[Records from a collection]
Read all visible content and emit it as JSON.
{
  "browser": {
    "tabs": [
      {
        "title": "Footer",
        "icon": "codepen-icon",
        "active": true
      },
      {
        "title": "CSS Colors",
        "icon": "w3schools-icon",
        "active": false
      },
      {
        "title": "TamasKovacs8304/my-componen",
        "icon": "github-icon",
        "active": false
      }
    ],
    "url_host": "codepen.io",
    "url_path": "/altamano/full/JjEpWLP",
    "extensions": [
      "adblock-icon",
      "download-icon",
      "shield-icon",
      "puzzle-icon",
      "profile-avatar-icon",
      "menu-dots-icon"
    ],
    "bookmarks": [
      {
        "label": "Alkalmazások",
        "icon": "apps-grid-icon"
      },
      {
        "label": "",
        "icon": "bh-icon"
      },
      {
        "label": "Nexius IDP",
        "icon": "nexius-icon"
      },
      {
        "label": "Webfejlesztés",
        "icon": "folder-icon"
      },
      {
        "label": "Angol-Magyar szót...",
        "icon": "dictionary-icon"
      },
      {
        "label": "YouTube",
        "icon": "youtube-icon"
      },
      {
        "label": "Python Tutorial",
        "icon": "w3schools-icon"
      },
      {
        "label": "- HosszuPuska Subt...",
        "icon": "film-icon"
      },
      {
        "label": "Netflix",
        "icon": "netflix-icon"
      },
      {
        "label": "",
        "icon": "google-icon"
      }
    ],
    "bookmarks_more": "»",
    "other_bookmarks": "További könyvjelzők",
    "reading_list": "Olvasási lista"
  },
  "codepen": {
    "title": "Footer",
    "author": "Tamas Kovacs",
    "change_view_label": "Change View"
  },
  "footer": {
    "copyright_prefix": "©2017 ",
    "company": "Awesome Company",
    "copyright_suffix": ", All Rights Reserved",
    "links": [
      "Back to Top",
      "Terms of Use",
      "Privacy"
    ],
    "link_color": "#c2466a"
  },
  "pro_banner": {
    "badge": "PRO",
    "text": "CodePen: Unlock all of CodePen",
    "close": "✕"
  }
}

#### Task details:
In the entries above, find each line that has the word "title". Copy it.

#### Result of the task:
        "title": "Footer",
        "title": "CSS Colors",
        "title": "TamasKovacs8304/my-componen",
    "title": "Footer",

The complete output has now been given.